Check out the best to moderately priced lodging choices in the area you will be visiting. Look at the photos they offer, then call and ask if the photos actually represent the current state of their rooms or suites. With the economy being what it is these days most three to five star hotels that are not in areas where everyone is rich or business is great tend to offer some good and off season deals through discount hotel and travel web sites that compare prices and properties. This helps the hotels to keep their lights on during the bad times and may save you big bucks. However, call the property and ask any questions you have or try to get an even better deal before you book online. In some cases you may find that some of the well known and moderately priced hotels offer rooms that include most or all the amenities of a suite hotel at a much lower price. For example, many hotel chains now offer comfortable chairs and/or couches, microwaves, stove tops and a refrigerator, a small work area or desk with extra outlets and wifi, along with king or queen size beds in their deluxe rooms or mini-suites for a much better rate than suite hotels charge.

Some travelers prefer the room/rental sharing route that allows them to stay in someone’s home, apartment or other property (condos, cabins, luxury tents and even parked recreational vehicles) with or without the owners present.

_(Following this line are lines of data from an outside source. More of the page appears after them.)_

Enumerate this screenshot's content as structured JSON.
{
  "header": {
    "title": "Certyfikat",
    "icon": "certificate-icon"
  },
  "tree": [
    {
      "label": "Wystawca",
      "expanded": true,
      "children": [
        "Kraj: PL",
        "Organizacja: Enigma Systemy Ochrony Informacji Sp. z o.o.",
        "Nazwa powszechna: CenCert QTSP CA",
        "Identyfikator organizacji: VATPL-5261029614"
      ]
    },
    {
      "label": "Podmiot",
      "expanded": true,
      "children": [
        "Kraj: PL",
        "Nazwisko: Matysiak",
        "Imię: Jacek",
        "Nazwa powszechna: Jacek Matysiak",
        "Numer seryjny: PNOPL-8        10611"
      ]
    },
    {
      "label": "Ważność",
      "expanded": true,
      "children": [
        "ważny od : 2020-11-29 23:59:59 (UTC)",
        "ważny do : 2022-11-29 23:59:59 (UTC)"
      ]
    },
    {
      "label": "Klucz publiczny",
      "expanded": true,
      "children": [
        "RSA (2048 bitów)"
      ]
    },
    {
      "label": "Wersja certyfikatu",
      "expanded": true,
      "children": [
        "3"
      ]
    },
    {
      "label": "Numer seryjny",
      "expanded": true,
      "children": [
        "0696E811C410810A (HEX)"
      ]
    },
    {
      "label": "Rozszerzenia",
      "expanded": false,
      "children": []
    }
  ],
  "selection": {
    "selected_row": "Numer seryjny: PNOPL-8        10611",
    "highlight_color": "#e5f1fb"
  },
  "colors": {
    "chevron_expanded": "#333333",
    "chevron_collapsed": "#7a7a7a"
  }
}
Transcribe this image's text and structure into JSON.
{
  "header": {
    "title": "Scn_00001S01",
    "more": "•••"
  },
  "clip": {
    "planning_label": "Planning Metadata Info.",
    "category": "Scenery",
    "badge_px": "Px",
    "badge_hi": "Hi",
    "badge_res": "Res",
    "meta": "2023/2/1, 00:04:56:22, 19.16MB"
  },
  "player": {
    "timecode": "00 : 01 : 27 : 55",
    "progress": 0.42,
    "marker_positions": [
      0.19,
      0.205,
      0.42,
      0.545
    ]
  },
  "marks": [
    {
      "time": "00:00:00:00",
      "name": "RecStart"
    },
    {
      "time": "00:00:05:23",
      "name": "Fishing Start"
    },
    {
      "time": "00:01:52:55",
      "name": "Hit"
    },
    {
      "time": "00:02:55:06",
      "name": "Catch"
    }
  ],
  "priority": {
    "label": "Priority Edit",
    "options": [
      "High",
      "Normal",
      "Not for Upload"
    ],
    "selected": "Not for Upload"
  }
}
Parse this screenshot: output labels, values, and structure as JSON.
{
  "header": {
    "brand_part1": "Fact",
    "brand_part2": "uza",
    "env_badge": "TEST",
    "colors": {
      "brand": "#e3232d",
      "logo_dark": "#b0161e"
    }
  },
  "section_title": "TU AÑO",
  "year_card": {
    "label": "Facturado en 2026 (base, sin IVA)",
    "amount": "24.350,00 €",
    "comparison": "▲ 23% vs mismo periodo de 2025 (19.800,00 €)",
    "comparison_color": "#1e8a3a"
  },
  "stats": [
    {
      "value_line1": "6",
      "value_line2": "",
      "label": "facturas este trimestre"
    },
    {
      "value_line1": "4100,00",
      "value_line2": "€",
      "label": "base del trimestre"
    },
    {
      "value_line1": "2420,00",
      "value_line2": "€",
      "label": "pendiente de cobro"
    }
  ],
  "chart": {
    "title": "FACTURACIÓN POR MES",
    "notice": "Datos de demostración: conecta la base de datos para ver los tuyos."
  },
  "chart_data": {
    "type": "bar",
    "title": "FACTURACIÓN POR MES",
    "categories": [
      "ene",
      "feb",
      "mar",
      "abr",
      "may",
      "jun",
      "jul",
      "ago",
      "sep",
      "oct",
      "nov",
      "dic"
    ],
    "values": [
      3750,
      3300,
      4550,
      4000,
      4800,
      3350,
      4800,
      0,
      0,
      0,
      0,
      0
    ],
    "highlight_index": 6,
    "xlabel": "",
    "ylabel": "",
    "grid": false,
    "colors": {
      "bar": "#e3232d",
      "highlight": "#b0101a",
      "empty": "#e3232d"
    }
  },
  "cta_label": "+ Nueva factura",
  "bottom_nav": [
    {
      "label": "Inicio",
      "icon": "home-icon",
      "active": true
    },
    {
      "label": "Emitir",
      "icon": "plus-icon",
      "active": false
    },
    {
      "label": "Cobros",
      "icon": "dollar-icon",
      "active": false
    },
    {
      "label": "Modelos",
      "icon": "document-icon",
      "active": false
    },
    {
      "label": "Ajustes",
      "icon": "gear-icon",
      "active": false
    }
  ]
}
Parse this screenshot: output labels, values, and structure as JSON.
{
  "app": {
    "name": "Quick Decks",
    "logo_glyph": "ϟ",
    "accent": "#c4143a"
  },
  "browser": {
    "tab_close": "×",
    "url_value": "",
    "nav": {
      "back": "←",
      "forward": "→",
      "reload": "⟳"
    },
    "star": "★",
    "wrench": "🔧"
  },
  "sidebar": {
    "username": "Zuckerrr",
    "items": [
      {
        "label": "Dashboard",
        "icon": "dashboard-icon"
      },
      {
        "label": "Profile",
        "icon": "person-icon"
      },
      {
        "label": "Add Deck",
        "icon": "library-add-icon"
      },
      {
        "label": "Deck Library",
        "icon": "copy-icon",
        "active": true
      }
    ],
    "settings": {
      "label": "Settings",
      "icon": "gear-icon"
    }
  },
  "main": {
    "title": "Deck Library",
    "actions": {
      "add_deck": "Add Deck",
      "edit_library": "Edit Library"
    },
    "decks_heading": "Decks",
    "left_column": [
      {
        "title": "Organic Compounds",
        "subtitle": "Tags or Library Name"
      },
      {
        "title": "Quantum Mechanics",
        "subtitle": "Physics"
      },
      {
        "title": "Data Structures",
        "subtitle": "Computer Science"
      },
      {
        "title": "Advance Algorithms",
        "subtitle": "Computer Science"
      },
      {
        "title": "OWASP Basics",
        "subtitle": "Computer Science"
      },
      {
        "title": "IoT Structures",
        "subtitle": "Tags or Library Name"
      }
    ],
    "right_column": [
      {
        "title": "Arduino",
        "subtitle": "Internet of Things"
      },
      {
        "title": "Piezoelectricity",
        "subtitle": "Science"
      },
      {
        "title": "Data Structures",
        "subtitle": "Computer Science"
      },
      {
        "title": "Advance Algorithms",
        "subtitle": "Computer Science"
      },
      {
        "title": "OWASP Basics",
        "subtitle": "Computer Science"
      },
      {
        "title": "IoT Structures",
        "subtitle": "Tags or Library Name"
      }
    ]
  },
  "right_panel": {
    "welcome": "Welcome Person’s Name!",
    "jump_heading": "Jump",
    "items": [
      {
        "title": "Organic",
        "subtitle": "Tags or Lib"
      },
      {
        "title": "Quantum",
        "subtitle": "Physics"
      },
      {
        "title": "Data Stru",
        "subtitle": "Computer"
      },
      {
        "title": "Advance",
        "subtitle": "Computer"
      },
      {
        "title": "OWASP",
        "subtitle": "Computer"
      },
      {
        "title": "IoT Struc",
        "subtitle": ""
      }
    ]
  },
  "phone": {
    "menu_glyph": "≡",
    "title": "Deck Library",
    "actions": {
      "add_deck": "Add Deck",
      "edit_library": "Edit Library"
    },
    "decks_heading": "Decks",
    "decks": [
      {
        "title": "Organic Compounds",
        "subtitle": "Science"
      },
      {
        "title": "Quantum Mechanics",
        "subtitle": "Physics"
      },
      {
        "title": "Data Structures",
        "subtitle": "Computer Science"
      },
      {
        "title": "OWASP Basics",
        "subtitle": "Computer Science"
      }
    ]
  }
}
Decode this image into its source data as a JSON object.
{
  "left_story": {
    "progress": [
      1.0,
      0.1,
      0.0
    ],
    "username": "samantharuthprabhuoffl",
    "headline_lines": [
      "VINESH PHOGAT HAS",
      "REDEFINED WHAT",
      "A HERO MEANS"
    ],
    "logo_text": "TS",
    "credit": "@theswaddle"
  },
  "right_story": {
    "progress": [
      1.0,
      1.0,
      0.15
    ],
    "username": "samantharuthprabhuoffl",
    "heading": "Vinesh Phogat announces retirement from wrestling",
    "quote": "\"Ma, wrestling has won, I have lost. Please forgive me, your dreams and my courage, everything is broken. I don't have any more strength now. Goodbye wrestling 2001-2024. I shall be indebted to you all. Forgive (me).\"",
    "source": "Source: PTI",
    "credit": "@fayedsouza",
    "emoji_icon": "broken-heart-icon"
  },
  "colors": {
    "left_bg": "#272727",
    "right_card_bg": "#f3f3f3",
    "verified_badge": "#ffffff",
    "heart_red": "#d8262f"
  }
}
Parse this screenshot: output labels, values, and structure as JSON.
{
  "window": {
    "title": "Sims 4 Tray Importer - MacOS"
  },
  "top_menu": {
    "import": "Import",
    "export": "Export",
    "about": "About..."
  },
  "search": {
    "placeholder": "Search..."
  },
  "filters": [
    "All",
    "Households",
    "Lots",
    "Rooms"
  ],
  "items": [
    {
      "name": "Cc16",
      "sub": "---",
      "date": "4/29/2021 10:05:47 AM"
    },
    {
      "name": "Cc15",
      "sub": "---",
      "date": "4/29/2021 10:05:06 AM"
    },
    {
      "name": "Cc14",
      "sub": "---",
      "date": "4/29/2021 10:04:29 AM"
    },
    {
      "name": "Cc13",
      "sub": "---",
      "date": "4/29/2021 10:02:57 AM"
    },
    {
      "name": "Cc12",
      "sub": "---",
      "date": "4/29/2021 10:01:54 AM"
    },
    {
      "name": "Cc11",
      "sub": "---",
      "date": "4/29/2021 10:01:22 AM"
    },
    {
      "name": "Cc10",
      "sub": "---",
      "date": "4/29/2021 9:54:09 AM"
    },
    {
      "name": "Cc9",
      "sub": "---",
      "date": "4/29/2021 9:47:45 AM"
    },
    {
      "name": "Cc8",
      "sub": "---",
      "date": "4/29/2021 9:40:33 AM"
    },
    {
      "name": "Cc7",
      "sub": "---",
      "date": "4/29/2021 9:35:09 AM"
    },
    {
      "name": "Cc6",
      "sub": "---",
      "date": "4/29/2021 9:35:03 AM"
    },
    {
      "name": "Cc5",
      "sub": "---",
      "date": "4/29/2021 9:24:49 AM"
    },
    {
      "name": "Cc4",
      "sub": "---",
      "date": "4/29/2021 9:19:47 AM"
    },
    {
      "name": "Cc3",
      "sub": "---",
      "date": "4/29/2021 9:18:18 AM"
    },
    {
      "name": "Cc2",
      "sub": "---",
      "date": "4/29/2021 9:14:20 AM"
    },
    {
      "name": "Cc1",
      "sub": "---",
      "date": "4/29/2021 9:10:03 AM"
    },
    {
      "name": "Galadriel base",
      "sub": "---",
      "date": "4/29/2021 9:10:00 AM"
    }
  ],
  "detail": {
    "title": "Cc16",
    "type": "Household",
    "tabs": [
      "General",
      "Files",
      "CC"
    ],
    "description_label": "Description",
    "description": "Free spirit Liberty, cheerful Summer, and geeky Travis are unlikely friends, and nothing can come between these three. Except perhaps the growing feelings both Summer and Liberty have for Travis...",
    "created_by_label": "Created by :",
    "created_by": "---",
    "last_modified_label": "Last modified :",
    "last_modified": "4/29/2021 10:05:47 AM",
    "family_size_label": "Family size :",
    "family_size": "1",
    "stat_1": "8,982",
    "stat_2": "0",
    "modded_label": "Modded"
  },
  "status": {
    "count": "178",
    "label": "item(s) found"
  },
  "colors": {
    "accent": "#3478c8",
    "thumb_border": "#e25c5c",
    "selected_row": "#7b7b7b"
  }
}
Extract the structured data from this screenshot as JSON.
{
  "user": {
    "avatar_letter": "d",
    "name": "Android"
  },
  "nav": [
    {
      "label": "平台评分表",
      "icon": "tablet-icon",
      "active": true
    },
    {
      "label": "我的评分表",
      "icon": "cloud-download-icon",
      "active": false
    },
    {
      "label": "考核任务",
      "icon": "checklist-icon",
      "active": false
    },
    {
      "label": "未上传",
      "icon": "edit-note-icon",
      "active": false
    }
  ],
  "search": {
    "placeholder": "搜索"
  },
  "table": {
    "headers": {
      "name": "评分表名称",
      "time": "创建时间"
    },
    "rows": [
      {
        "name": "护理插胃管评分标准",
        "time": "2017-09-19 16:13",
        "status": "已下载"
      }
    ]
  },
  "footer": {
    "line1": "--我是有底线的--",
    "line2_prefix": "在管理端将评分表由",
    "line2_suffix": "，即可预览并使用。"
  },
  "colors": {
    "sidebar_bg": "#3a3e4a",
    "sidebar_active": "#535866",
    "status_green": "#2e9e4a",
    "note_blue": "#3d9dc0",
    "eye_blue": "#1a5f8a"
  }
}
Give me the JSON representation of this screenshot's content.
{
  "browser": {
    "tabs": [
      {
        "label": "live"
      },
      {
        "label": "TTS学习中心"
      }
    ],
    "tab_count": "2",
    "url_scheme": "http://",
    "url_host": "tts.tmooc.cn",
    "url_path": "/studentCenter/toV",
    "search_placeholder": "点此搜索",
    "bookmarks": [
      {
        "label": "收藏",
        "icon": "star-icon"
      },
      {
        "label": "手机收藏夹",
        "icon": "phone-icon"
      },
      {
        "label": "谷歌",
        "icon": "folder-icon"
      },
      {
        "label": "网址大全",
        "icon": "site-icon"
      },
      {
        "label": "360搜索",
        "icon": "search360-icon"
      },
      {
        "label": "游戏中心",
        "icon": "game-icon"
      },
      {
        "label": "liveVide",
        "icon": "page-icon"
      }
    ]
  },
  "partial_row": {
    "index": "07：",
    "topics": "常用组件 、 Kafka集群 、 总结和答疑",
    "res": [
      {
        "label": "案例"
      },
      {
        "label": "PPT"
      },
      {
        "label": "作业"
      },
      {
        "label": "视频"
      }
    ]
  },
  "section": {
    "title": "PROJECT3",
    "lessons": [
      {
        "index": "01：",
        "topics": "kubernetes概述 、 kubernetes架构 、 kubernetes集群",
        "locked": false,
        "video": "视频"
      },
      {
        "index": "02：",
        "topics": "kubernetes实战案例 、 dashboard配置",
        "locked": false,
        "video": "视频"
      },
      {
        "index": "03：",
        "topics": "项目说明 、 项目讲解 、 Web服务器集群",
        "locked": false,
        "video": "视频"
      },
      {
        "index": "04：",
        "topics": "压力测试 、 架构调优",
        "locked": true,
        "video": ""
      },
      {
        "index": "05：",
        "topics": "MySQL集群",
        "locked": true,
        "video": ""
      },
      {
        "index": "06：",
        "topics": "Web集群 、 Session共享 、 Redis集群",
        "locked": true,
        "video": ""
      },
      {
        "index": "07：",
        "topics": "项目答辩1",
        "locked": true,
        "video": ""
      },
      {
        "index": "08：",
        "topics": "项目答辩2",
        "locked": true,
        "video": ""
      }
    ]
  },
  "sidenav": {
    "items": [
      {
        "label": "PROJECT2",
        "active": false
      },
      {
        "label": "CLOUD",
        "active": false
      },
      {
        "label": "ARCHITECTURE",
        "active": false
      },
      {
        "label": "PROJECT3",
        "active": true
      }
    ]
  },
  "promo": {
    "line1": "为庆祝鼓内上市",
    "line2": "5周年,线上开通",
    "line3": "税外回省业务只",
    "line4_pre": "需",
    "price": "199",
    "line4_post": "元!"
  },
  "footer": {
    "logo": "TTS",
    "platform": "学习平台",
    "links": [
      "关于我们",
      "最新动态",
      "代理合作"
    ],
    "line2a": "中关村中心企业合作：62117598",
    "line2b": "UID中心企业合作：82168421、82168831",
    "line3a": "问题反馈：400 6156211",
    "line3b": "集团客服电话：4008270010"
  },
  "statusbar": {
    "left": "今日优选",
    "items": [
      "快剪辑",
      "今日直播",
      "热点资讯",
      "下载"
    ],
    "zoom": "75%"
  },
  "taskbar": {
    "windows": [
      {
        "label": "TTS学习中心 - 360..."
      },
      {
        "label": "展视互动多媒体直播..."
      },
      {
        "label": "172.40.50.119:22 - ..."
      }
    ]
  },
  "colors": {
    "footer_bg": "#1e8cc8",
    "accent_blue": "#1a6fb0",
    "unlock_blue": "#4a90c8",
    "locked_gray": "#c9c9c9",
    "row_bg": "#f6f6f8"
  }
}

This works like Uber does for car service. You view properties listed on various web sites, book and pay. The downside is that you have no real idea whether you will get along with the people you are staying with (if they are home) or whether the property is what it appears to be (if they are not there). The best web sites that market these types of rentals are those which offer honest reviews and allow reviewer photos and videos. I would not recommend these choices for stays of more than one or two days.

These types of rentals are mostly for younger single people, some thirty or forty something couples without kids and the back packing set. These are generally not a good choice for families or folks who are retired or near retirement age. That is because parking is usually not very close to the rental since many of these choices are located in major cities and are actually apartments or condos. That means a lot of walking, carrying your own luggage a long way and possible parking fees which can be expensive in places like New York and San Francisco.

Too many travelers think of these choices as Bed and Breakfast-type rentals: They are not. On top of that people of all ages should know that there may be no or extremely limited access to laundry facilities and property owners that are present may not like it if you are a light sleeper who likes to watch their TV late at night instead of sleeping or flush the toilet at three in the morning. If you plan on watching the big game and must share a TV, that can be another problem. Some property owners are also a little too social and will bend you ears for hours even if you do not want them to do that.

If You Are Doing Business, Try Bundling

If you have to rent a hotel meeting or banquet room you should always bundle that with however many sleeping rooms you need. I did that a lot during my travels and always managed to get a decent discount on either the meeting room or sleeping rooms. Hotels have special rates and discounts that they will never tell you about unless you ask them. In other cases you can get a better overall rate by dealing directly with the hotel and/or banquet/meeting room managers. If you know others who will be coming to the area to rent meeting and sleeping rooms, play that card. Let the managers have their names and numbers (with permission). They will take their best shot at selling their facilities and services to people you recommend and you will get a discount. Your friends or business associates may also get a discount making you the hero both ways.